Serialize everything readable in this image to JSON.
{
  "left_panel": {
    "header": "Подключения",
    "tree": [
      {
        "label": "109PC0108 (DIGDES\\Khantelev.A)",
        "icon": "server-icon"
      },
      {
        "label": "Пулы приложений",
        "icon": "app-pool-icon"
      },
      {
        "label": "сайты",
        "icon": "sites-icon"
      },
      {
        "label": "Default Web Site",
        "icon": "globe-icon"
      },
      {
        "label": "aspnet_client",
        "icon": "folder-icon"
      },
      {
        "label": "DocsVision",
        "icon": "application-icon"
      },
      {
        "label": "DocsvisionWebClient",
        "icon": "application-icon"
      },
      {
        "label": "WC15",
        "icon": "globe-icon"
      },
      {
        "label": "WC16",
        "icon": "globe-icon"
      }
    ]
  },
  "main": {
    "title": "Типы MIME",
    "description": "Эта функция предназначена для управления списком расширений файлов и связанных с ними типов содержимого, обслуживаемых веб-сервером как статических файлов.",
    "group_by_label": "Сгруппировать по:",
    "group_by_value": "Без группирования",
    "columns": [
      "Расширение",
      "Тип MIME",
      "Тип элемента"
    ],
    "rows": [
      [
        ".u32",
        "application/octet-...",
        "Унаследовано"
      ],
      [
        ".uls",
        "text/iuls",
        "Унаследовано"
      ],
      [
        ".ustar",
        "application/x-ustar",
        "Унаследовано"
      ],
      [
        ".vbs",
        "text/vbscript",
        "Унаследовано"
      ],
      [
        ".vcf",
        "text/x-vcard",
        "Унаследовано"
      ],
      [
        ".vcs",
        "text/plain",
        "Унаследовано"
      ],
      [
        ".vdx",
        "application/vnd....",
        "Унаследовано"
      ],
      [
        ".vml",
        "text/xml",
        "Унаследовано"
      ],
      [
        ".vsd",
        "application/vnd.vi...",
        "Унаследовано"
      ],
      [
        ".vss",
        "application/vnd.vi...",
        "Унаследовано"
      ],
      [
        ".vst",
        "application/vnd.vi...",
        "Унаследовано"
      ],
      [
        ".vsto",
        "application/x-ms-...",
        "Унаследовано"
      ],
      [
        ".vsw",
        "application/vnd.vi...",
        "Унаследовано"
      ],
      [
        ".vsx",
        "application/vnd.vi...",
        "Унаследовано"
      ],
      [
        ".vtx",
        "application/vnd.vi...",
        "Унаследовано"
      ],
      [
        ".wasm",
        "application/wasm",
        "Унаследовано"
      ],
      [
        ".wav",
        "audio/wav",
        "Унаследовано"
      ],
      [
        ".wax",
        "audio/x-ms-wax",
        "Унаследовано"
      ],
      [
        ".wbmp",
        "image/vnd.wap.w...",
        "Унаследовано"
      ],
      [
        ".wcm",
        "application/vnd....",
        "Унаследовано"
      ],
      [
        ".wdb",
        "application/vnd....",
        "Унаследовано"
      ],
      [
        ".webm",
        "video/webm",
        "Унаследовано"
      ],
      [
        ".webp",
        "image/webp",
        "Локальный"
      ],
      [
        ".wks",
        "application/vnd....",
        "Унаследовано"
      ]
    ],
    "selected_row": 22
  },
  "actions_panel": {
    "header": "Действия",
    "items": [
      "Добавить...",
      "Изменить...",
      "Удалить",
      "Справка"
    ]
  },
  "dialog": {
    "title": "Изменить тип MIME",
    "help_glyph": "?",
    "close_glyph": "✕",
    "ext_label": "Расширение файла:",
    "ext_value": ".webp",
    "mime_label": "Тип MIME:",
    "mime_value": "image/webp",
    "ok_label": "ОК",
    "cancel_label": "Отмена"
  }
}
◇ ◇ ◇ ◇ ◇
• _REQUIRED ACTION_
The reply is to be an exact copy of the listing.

• _WORKED SOLUTION_
Serialize everything readable in this image to JSON.
{
  "left_panel": {
    "header": "Подключения",
    "tree": [
      {
        "label": "109PC0108 (DIGDES\\Khantelev.A)",
        "icon": "server-icon"
      },
      {
        "label": "Пулы приложений",
        "icon": "app-pool-icon"
      },
      {
        "label": "сайты",
        "icon": "sites-icon"
      },
      {
        "label": "Default Web Site",
        "icon": "globe-icon"
      },
      {
        "label": "aspnet_client",
        "icon": "folder-icon"
      },
      {
        "label": "DocsVision",
        "icon": "application-icon"
      },
      {
        "label": "DocsvisionWebClient",
        "icon": "application-icon"
      },
      {
        "label": "WC15",
        "icon": "globe-icon"
      },
      {
        "label": "WC16",
        "icon": "globe-icon"
      }
    ]
  },
  "main": {
    "title": "Типы MIME",
    "description": "Эта функция предназначена для управления списком расширений файлов и связанных с ними типов содержимого, обслуживаемых веб-сервером как статических файлов.",
    "group_by_label": "Сгруппировать по:",
    "group_by_value": "Без группирования",
    "columns": [
      "Расширение",
      "Тип MIME",
      "Тип элемента"
    ],
    "rows": [
      [
        ".u32",
        "application/octet-...",
        "Унаследовано"
      ],
      [
        ".uls",
        "text/iuls",
        "Унаследовано"
      ],
      [
        ".ustar",
        "application/x-ustar",
        "Унаследовано"
      ],
      [
        ".vbs",
        "text/vbscript",
        "Унаследовано"
      ],
      [
        ".vcf",
        "text/x-vcard",
        "Унаследовано"
      ],
      [
        ".vcs",
        "text/plain",
        "Унаследовано"
      ],
      [
        ".vdx",
        "application/vnd....",
        "Унаследовано"
      ],
      [
        ".vml",
        "text/xml",
        "Унаследовано"
      ],
      [
        ".vsd",
        "application/vnd.vi...",
        "Унаследовано"
      ],
      [
        ".vss",
        "application/vnd.vi...",
        "Унаследовано"
      ],
      [
        ".vst",
        "application/vnd.vi...",
        "Унаследовано"
      ],
      [
        ".vsto",
        "application/x-ms-...",
        "Унаследовано"
      ],
      [
        ".vsw",
        "application/vnd.vi...",
        "Унаследовано"
      ],
      [
        ".vsx",
        "application/vnd.vi...",
        "Унаследовано"
      ],
      [
        ".vtx",
        "application/vnd.vi...",
        "Унаследовано"
      ],
      [
        ".wasm",
        "application/wasm",
        "Унаследовано"
      ],
      [
        ".wav",
        "audio/wav",
        "Унаследовано"
      ],
      [
        ".wax",
        "audio/x-ms-wax",
        "Унаследовано"
      ],
      [
        ".wbmp",
        "image/vnd.wap.w...",
        "Унаследовано"
      ],
      [
        ".wcm",
        "application/vnd....",
        "Унаследовано"
      ],
      [
        ".wdb",
        "application/vnd....",
        "Унаследовано"
      ],
      [
        ".webm",
        "video/webm",
        "Унаследовано"
      ],
      [
        ".webp",
        "image/webp",
        "Локальный"
      ],
      [
        ".wks",
        "application/vnd....",
        "Унаследовано"
      ]
    ],
    "selected_row": 22
  },
  "actions_panel": {
    "header": "Действия",
    "items": [
      "Добавить...",
      "Изменить...",
      "Удалить",
      "Справка"
    ]
  },
  "dialog": {
    "title": "Изменить тип MIME",
    "help_glyph": "?",
    "close_glyph": "✕",
    "ext_label": "Расширение файла:",
    "ext_value": ".webp",
    "mime_label": "Тип MIME:",
    "mime_value": "image/webp",
    "ok_label": "ОК",
    "cancel_label": "Отмена"
  }
}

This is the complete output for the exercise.